x Abu Dhabi, UAEWednesday 26 July 2017

Let each person in the UAE learn to live up to full potential

Employers have an opportunity to help society, as well as themselves, by finding worthwhile employment for young adults with special needs.

Yesterday The National published heartwarming descriptions of the good work being done at a Dubai centre for special needs students. The school, the Special Needs Future Development Centre, in Karama, has helped its young students to acquire skills and - equally importantly - a sense of self-worth through contributing to society. But the positive message should also remind us there is more to be done in our society.

"Special needs" is a broad term for children and adults who may have physical challenges, such as visual or hearing impairments, as well as those with learning difficulties, sometimes due to genetic conditions such as Down syndrome. The sheer range of challenges the term covers means that centres like the one in Karama are always overstretched.

Children with special needs require help to develop the basic skills that can allow them to function, even if in a limited way, in society. Some require patient help to master the very basics - of hygiene, for example - whereas others can learn skills so that they can eventually enter the workforce.

Yet often the problem is prejudice from those without such challenges, and lack of interest on the part of companies whose leaders may simply be unaware of the opportunities offered by employing these people.

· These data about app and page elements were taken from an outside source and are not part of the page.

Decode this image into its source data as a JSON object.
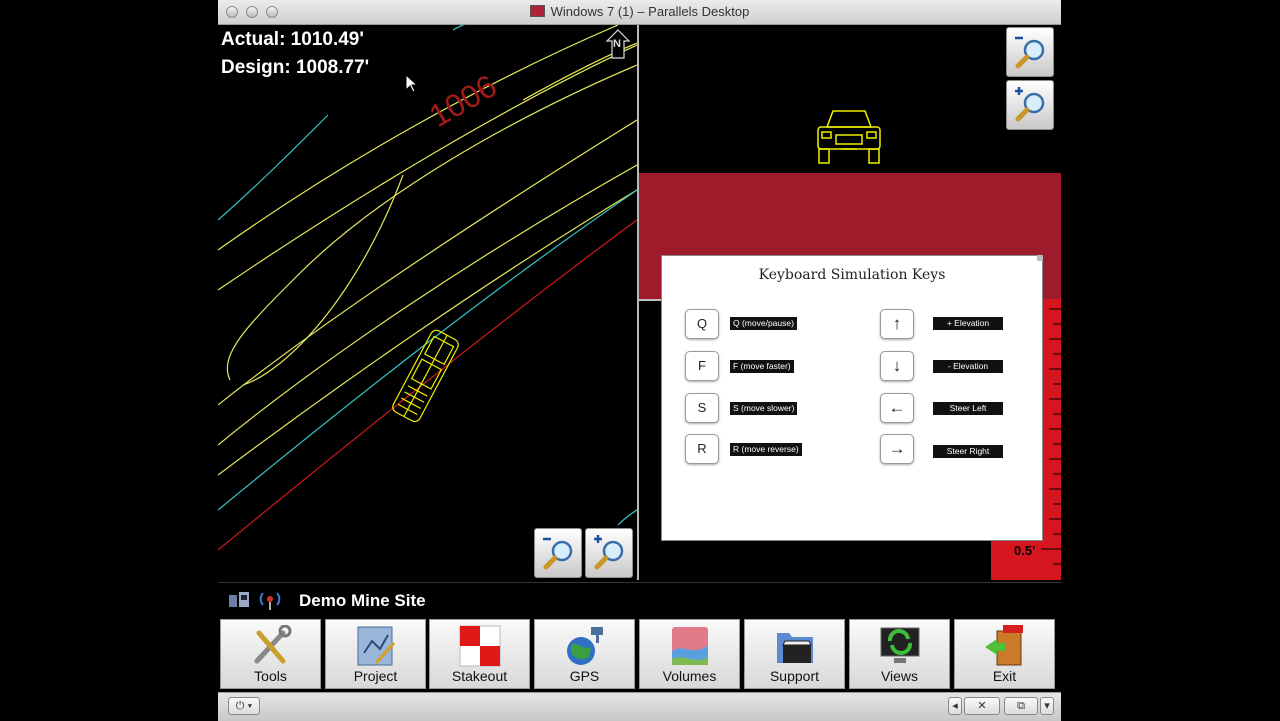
{
  "window": {
    "title": "Windows 7 (1) – Parallels Desktop"
  },
  "readout": {
    "actual": "Actual: 1010.49'",
    "design": "Design: 1008.77'"
  },
  "map": {
    "contour_label": "1006",
    "north_label": "N"
  },
  "ruler": {
    "label": "0.5'"
  },
  "dialog": {
    "title": "Keyboard Simulation Keys",
    "left_keys": [
      {
        "key": "Q",
        "label": "Q (move/pause)"
      },
      {
        "key": "F",
        "label": "F (move faster)"
      },
      {
        "key": "S",
        "label": "S (move slower)"
      },
      {
        "key": "R",
        "label": "R (move reverse)"
      }
    ],
    "right_keys": [
      {
        "key": "↑",
        "label": "+ Elevation"
      },
      {
        "key": "↓",
        "label": "- Elevation"
      },
      {
        "key": "←",
        "label": "Steer Left"
      },
      {
        "key": "→",
        "label": "Steer Right"
      }
    ]
  },
  "status": {
    "site_name": "Demo Mine Site"
  },
  "toolbar": {
    "buttons": [
      {
        "label": "Tools",
        "icon": "tools-icon"
      },
      {
        "label": "Project",
        "icon": "project-icon"
      },
      {
        "label": "Stakeout",
        "icon": "stakeout-icon"
      },
      {
        "label": "GPS",
        "icon": "gps-icon"
      },
      {
        "label": "Volumes",
        "icon": "volumes-icon"
      },
      {
        "label": "Support",
        "icon": "support-icon"
      },
      {
        "label": "Views",
        "icon": "views-icon"
      },
      {
        "label": "Exit",
        "icon": "exit-icon"
      }
    ]
  },
  "colors": {
    "contour_yellow": "#e6e65a",
    "contour_cyan": "#35c6c6",
    "boundary_red": "#c01818",
    "band_red": "#9d1b2b"
  }
}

For young adults with special needs, much more can be done. Few societies anywhere have proved - so far - to be particularly good at integrating these young people into the economy. There is often stigma associated unfairly with medical conditions, and uncertainty about dealing with those who are evidently different in their ability level.

Yet as Safia Bari, the centre's director, points out: "We need companies, hotels to come forward to take on these youngsters in internships or part-time jobs."

This is an opportunity for employers to look up from their balance sheets and meet a social responsibility. Being able to work is not merely about contributing to the country's economy; it also gives the individuals huge amounts of self-worth.

And the barriers to such work are dwindling: with modern technology, there are fewer and fewer reasons why young adults with special needs cannot contribute to a company's bottom line as well.

One school - and other current efforts across the country - are a good start, but what would be really heartwarming would be opportunities for every individual to fulfil his or her potential as a member of society.